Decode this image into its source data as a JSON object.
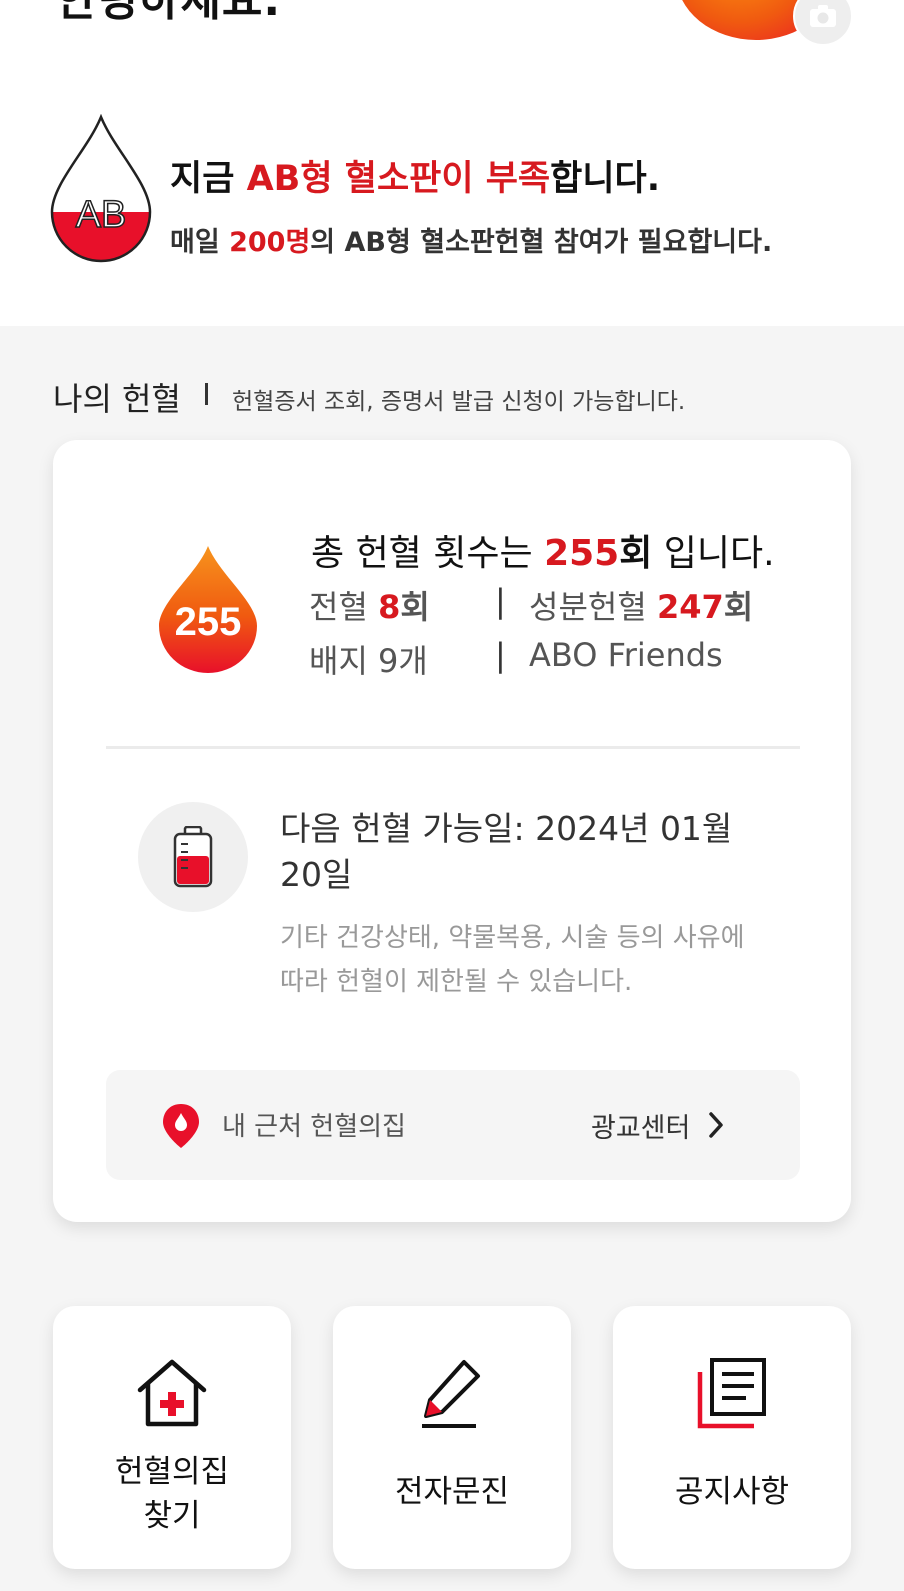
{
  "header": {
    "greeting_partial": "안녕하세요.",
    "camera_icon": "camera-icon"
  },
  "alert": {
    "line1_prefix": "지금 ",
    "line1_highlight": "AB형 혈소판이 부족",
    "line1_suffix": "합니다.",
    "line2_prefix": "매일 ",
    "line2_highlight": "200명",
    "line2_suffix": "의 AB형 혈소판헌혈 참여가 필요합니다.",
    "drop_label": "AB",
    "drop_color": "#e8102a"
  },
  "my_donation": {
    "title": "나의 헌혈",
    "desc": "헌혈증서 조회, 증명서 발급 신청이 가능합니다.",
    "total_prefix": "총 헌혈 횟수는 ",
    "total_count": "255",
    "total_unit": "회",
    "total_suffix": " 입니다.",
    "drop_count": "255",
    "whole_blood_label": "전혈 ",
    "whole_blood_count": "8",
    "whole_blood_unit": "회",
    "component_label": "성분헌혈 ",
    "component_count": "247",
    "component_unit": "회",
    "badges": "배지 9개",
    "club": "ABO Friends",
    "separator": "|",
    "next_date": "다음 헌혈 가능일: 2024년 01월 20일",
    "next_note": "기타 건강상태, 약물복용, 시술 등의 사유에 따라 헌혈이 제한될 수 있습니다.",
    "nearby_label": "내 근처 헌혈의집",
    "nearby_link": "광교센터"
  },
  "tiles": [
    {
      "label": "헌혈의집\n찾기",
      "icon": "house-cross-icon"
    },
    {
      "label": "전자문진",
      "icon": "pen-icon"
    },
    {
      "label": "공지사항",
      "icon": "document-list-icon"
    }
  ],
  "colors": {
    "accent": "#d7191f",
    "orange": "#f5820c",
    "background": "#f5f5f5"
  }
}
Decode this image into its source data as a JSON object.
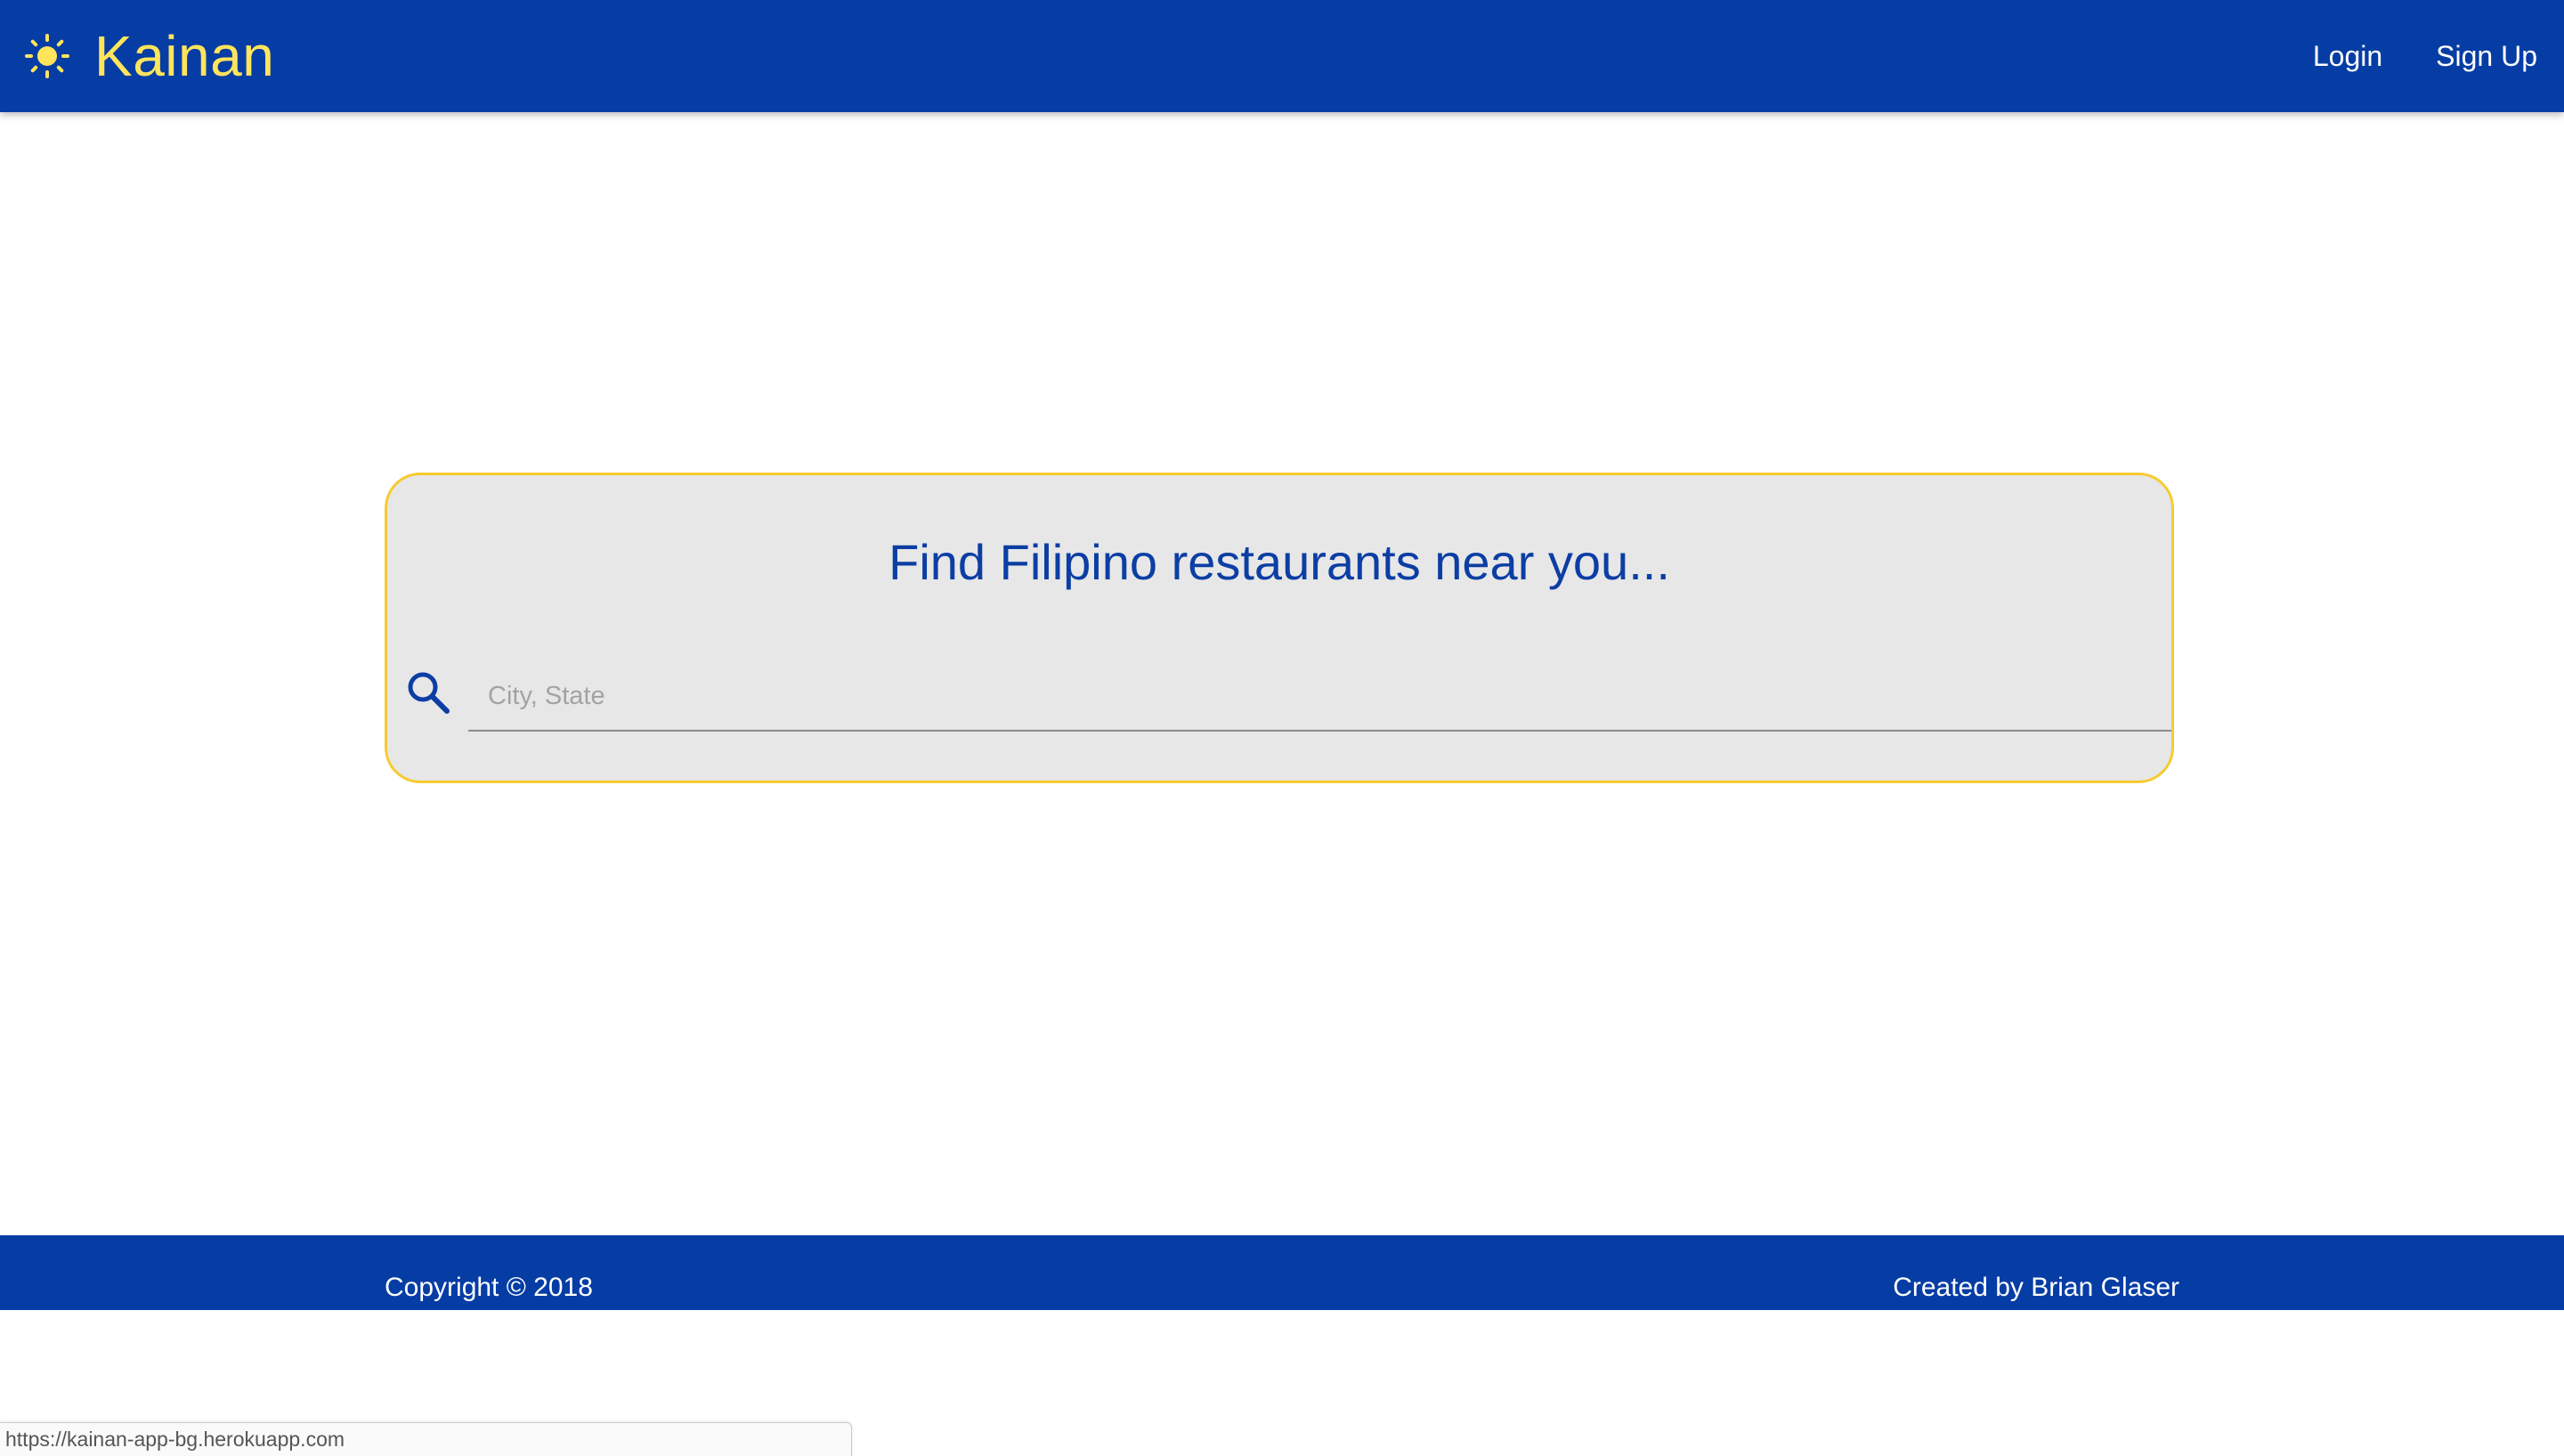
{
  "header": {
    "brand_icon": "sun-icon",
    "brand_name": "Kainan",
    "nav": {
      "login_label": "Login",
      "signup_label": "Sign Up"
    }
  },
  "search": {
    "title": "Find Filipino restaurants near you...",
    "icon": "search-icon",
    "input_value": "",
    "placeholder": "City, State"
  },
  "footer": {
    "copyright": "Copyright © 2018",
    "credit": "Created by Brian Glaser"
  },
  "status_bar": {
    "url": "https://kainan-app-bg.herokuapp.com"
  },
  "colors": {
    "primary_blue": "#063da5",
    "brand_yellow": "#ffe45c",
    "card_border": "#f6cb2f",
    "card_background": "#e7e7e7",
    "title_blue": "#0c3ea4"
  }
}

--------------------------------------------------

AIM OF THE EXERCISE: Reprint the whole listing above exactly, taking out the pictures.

FINISHED EXERCISE:
Decode this image into its source data as a JSON object.
{
  "header": {
    "greeting_partial": "안녕하세요.",
    "camera_icon": "camera-icon"
  },
  "alert": {
    "line1_prefix": "지금 ",
    "line1_highlight": "AB형 혈소판이 부족",
    "line1_suffix": "합니다.",
    "line2_prefix": "매일 ",
    "line2_highlight": "200명",
    "line2_suffix": "의 AB형 혈소판헌혈 참여가 필요합니다.",
    "drop_label": "AB",
    "drop_color": "#e8102a"
  },
  "my_donation": {
    "title": "나의 헌혈",
    "desc": "헌혈증서 조회, 증명서 발급 신청이 가능합니다.",
    "total_prefix": "총 헌혈 횟수는 ",
    "total_count": "255",
    "total_unit": "회",
    "total_suffix": " 입니다.",
    "drop_count": "255",
    "whole_blood_label": "전혈 ",
    "whole_blood_count": "8",
    "whole_blood_unit": "회",
    "component_label": "성분헌혈 ",
    "component_count": "247",
    "component_unit": "회",
    "badges": "배지 9개",
    "club": "ABO Friends",
    "separator": "|",
    "next_date": "다음 헌혈 가능일: 2024년 01월 20일",
    "next_note": "기타 건강상태, 약물복용, 시술 등의 사유에 따라 헌혈이 제한될 수 있습니다.",
    "nearby_label": "내 근처 헌혈의집",
    "nearby_link": "광교센터"
  },
  "tiles": [
    {
      "label": "헌혈의집\n찾기",
      "icon": "house-cross-icon"
    },
    {
      "label": "전자문진",
      "icon": "pen-icon"
    },
    {
      "label": "공지사항",
      "icon": "document-list-icon"
    }
  ],
  "colors": {
    "accent": "#d7191f",
    "orange": "#f5820c",
    "background": "#f5f5f5"
  }
}
Decode this image into its source data as a JSON object.
{
  "header": {
    "brand_icon": "sun-icon",
    "brand_name": "Kainan",
    "nav": {
      "login_label": "Login",
      "signup_label": "Sign Up"
    }
  },
  "search": {
    "title": "Find Filipino restaurants near you...",
    "icon": "search-icon",
    "input_value": "",
    "placeholder": "City, State"
  },
  "footer": {
    "copyright": "Copyright © 2018",
    "credit": "Created by Brian Glaser"
  },
  "status_bar": {
    "url": "https://kainan-app-bg.herokuapp.com"
  },
  "colors": {
    "primary_blue": "#063da5",
    "brand_yellow": "#ffe45c",
    "card_border": "#f6cb2f",
    "card_background": "#e7e7e7",
    "title_blue": "#0c3ea4"
  }
}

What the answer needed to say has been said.